*** The input ***

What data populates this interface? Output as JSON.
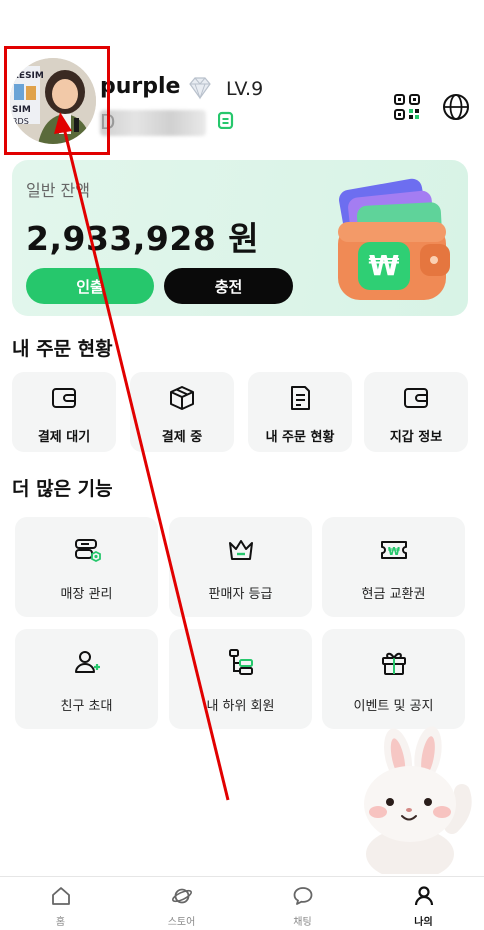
{
  "header": {
    "username": "purple",
    "level": "LV.9",
    "uid_prefix": "D",
    "avatar_sign_text": [
      "RESIM",
      "SIM",
      "RDS"
    ]
  },
  "balance": {
    "label": "일반 잔액",
    "amount": "2,933,928 원",
    "withdraw_label": "인출",
    "charge_label": "충전",
    "wallet_badge": "₩"
  },
  "orders": {
    "title": "내 주문 현황",
    "items": [
      {
        "label": "결제 대기",
        "icon": "wallet-icon"
      },
      {
        "label": "결제 중",
        "icon": "box-icon"
      },
      {
        "label": "내 주문 현황",
        "icon": "document-icon"
      },
      {
        "label": "지갑 정보",
        "icon": "wallet-icon"
      }
    ]
  },
  "features": {
    "title": "더 많은 기능",
    "items": [
      {
        "label": "매장 관리",
        "icon": "store-settings-icon"
      },
      {
        "label": "판매자 등급",
        "icon": "crown-icon"
      },
      {
        "label": "현금 교환권",
        "icon": "won-ticket-icon"
      },
      {
        "label": "친구 초대",
        "icon": "add-user-icon"
      },
      {
        "label": "내 하위 회원",
        "icon": "hierarchy-icon"
      },
      {
        "label": "이벤트 및 공지",
        "icon": "gift-icon"
      }
    ]
  },
  "nav": {
    "items": [
      {
        "label": "홈",
        "icon": "home-icon",
        "active": false
      },
      {
        "label": "스토어",
        "icon": "planet-icon",
        "active": false
      },
      {
        "label": "채팅",
        "icon": "chat-icon",
        "active": false
      },
      {
        "label": "나의",
        "icon": "user-icon",
        "active": true
      }
    ]
  },
  "colors": {
    "accent_green": "#26c76c",
    "card_bg": "#d8f3e6",
    "annotation_red": "#e10000"
  }
}
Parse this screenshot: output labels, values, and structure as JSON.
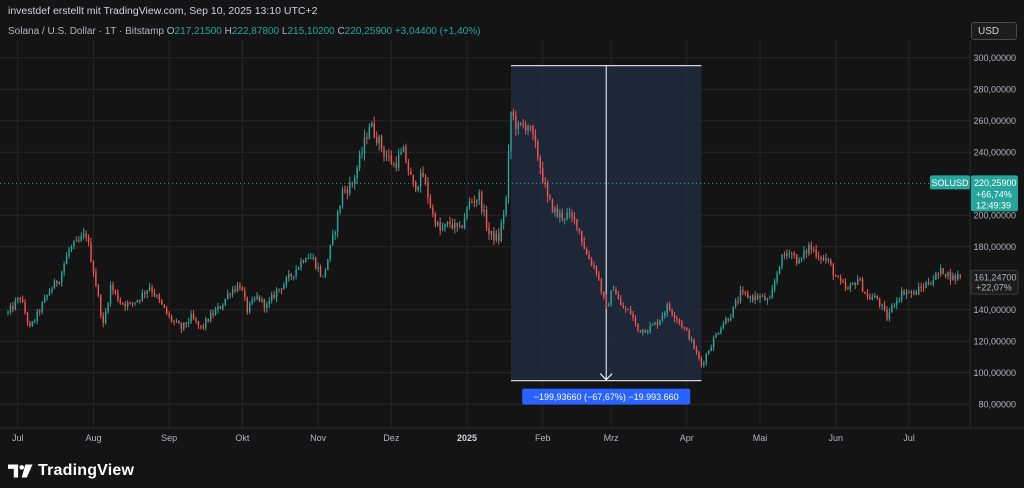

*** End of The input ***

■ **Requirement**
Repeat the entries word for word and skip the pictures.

■ **Result of this exercise**
What data populates this interface? Output as JSON.
{
  "header": {
    "username": "purple",
    "level": "LV.9",
    "uid_prefix": "D",
    "avatar_sign_text": [
      "RESIM",
      "SIM",
      "RDS"
    ]
  },
  "balance": {
    "label": "일반 잔액",
    "amount": "2,933,928 원",
    "withdraw_label": "인출",
    "charge_label": "충전",
    "wallet_badge": "₩"
  },
  "orders": {
    "title": "내 주문 현황",
    "items": [
      {
        "label": "결제 대기",
        "icon": "wallet-icon"
      },
      {
        "label": "결제 중",
        "icon": "box-icon"
      },
      {
        "label": "내 주문 현황",
        "icon": "document-icon"
      },
      {
        "label": "지갑 정보",
        "icon": "wallet-icon"
      }
    ]
  },
  "features": {
    "title": "더 많은 기능",
    "items": [
      {
        "label": "매장 관리",
        "icon": "store-settings-icon"
      },
      {
        "label": "판매자 등급",
        "icon": "crown-icon"
      },
      {
        "label": "현금 교환권",
        "icon": "won-ticket-icon"
      },
      {
        "label": "친구 초대",
        "icon": "add-user-icon"
      },
      {
        "label": "내 하위 회원",
        "icon": "hierarchy-icon"
      },
      {
        "label": "이벤트 및 공지",
        "icon": "gift-icon"
      }
    ]
  },
  "nav": {
    "items": [
      {
        "label": "홈",
        "icon": "home-icon",
        "active": false
      },
      {
        "label": "스토어",
        "icon": "planet-icon",
        "active": false
      },
      {
        "label": "채팅",
        "icon": "chat-icon",
        "active": false
      },
      {
        "label": "나의",
        "icon": "user-icon",
        "active": true
      }
    ]
  },
  "colors": {
    "accent_green": "#26c76c",
    "card_bg": "#d8f3e6",
    "annotation_red": "#e10000"
  }
}
Parse this screenshot: output labels, values, and structure as JSON.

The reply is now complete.